> [REQUIRED ACTION] Repeat each line of the material below exactly.

> [INFORMATION]
——————

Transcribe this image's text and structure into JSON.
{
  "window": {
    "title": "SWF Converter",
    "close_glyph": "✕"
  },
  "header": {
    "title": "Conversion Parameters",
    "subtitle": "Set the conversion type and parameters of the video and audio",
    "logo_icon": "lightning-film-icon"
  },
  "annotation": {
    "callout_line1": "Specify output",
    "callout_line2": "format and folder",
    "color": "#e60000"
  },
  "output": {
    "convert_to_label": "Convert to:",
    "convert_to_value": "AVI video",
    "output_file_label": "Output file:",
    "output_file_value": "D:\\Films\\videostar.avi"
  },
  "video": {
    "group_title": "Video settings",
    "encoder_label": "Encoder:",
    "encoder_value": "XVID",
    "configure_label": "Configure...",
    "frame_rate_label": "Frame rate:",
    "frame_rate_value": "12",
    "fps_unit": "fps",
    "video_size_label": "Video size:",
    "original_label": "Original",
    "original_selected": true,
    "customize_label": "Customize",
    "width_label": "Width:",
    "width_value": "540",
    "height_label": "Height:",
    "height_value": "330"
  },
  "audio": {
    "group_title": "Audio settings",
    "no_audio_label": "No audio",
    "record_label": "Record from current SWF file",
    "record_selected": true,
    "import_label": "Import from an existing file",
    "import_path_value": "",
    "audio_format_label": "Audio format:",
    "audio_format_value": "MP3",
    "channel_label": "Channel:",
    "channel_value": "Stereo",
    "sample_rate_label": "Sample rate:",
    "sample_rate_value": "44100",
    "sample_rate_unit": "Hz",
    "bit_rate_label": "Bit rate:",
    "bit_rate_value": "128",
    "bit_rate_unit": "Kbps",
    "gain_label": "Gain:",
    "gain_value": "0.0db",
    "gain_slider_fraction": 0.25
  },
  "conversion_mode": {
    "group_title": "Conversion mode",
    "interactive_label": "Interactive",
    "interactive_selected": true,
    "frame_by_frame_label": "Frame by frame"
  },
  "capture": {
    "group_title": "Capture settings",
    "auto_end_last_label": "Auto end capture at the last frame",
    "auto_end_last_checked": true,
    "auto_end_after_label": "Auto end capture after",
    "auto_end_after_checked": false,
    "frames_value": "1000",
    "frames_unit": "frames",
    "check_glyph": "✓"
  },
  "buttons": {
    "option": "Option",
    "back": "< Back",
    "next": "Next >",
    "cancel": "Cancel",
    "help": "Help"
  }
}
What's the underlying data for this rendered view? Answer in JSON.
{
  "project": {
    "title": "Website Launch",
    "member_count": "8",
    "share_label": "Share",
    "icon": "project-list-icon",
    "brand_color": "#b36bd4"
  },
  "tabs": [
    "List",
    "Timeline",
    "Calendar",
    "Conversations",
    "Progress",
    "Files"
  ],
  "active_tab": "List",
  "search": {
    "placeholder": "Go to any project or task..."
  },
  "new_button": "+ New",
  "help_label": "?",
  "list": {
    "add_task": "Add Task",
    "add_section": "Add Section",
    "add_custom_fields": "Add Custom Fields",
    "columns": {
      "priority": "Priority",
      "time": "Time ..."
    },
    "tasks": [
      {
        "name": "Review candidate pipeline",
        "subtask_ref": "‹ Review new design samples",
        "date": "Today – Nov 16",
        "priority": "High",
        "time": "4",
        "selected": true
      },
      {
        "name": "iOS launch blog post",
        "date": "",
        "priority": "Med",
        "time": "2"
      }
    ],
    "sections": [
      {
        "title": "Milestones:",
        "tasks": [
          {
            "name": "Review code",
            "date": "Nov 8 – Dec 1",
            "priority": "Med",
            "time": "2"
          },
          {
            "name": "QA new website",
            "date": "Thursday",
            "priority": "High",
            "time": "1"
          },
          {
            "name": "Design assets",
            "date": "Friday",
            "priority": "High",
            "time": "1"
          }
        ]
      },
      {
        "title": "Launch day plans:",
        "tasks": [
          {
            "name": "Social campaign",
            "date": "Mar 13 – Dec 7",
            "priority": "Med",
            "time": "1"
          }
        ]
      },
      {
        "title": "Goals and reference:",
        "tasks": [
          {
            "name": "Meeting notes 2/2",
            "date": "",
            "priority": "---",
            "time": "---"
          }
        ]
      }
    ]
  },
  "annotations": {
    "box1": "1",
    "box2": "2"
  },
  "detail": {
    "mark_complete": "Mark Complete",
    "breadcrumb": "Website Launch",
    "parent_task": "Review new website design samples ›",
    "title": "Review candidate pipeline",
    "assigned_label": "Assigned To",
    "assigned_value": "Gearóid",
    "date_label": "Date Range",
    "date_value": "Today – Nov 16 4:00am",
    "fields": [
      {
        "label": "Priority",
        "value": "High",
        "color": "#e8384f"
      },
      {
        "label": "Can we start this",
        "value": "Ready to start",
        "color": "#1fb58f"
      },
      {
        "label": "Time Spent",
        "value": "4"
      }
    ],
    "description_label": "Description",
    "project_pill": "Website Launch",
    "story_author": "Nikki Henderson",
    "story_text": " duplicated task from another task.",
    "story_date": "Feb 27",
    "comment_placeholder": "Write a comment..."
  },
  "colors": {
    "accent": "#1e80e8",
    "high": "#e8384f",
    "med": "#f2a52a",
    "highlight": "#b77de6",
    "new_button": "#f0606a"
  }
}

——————

> [EXERCISE RESULT]
Transcribe this image's text and structure into JSON.
{
  "window": {
    "title": "SWF Converter",
    "close_glyph": "✕"
  },
  "header": {
    "title": "Conversion Parameters",
    "subtitle": "Set the conversion type and parameters of the video and audio",
    "logo_icon": "lightning-film-icon"
  },
  "annotation": {
    "callout_line1": "Specify output",
    "callout_line2": "format and folder",
    "color": "#e60000"
  },
  "output": {
    "convert_to_label": "Convert to:",
    "convert_to_value": "AVI video",
    "output_file_label": "Output file:",
    "output_file_value": "D:\\Films\\videostar.avi"
  },
  "video": {
    "group_title": "Video settings",
    "encoder_label": "Encoder:",
    "encoder_value": "XVID",
    "configure_label": "Configure...",
    "frame_rate_label": "Frame rate:",
    "frame_rate_value": "12",
    "fps_unit": "fps",
    "video_size_label": "Video size:",
    "original_label": "Original",
    "original_selected": true,
    "customize_label": "Customize",
    "width_label": "Width:",
    "width_value": "540",
    "height_label": "Height:",
    "height_value": "330"
  },
  "audio": {
    "group_title": "Audio settings",
    "no_audio_label": "No audio",
    "record_label": "Record from current SWF file",
    "record_selected": true,
    "import_label": "Import from an existing file",
    "import_path_value": "",
    "audio_format_label": "Audio format:",
    "audio_format_value": "MP3",
    "channel_label": "Channel:",
    "channel_value": "Stereo",
    "sample_rate_label": "Sample rate:",
    "sample_rate_value": "44100",
    "sample_rate_unit": "Hz",
    "bit_rate_label": "Bit rate:",
    "bit_rate_value": "128",
    "bit_rate_unit": "Kbps",
    "gain_label": "Gain:",
    "gain_value": "0.0db",
    "gain_slider_fraction": 0.25
  },
  "conversion_mode": {
    "group_title": "Conversion mode",
    "interactive_label": "Interactive",
    "interactive_selected": true,
    "frame_by_frame_label": "Frame by frame"
  },
  "capture": {
    "group_title": "Capture settings",
    "auto_end_last_label": "Auto end capture at the last frame",
    "auto_end_last_checked": true,
    "auto_end_after_label": "Auto end capture after",
    "auto_end_after_checked": false,
    "frames_value": "1000",
    "frames_unit": "frames",
    "check_glyph": "✓"
  },
  "buttons": {
    "option": "Option",
    "back": "< Back",
    "next": "Next >",
    "cancel": "Cancel",
    "help": "Help"
  }
}
What's the underlying data for this rendered view? Answer in JSON.
{
  "project": {
    "title": "Website Launch",
    "member_count": "8",
    "share_label": "Share",
    "icon": "project-list-icon",
    "brand_color": "#b36bd4"
  },
  "tabs": [
    "List",
    "Timeline",
    "Calendar",
    "Conversations",
    "Progress",
    "Files"
  ],
  "active_tab": "List",
  "search": {
    "placeholder": "Go to any project or task..."
  },
  "new_button": "+ New",
  "help_label": "?",
  "list": {
    "add_task": "Add Task",
    "add_section": "Add Section",
    "add_custom_fields": "Add Custom Fields",
    "columns": {
      "priority": "Priority",
      "time": "Time ..."
    },
    "tasks": [
      {
        "name": "Review candidate pipeline",
        "subtask_ref": "‹ Review new design samples",
        "date": "Today – Nov 16",
        "priority": "High",
        "time": "4",
        "selected": true
      },
      {
        "name": "iOS launch blog post",
        "date": "",
        "priority": "Med",
        "time": "2"
      }
    ],
    "sections": [
      {
        "title": "Milestones:",
        "tasks": [
          {
            "name": "Review code",
            "date": "Nov 8 – Dec 1",
            "priority": "Med",
            "time": "2"
          },
          {
            "name": "QA new website",
            "date": "Thursday",
            "priority": "High",
            "time": "1"
          },
          {
            "name": "Design assets",
            "date": "Friday",
            "priority": "High",
            "time": "1"
          }
        ]
      },
      {
        "title": "Launch day plans:",
        "tasks": [
          {
            "name": "Social campaign",
            "date": "Mar 13 – Dec 7",
            "priority": "Med",
            "time": "1"
          }
        ]
      },
      {
        "title": "Goals and reference:",
        "tasks": [
          {
            "name": "Meeting notes 2/2",
            "date": "",
            "priority": "---",
            "time": "---"
          }
        ]
      }
    ]
  },
  "annotations": {
    "box1": "1",
    "box2": "2"
  },
  "detail": {
    "mark_complete": "Mark Complete",
    "breadcrumb": "Website Launch",
    "parent_task": "Review new website design samples ›",
    "title": "Review candidate pipeline",
    "assigned_label": "Assigned To",
    "assigned_value": "Gearóid",
    "date_label": "Date Range",
    "date_value": "Today – Nov 16 4:00am",
    "fields": [
      {
        "label": "Priority",
        "value": "High",
        "color": "#e8384f"
      },
      {
        "label": "Can we start this",
        "value": "Ready to start",
        "color": "#1fb58f"
      },
      {
        "label": "Time Spent",
        "value": "4"
      }
    ],
    "description_label": "Description",
    "project_pill": "Website Launch",
    "story_author": "Nikki Henderson",
    "story_text": " duplicated task from another task.",
    "story_date": "Feb 27",
    "comment_placeholder": "Write a comment..."
  },
  "colors": {
    "accent": "#1e80e8",
    "high": "#e8384f",
    "med": "#f2a52a",
    "highlight": "#b77de6",
    "new_button": "#f0606a"
  }
}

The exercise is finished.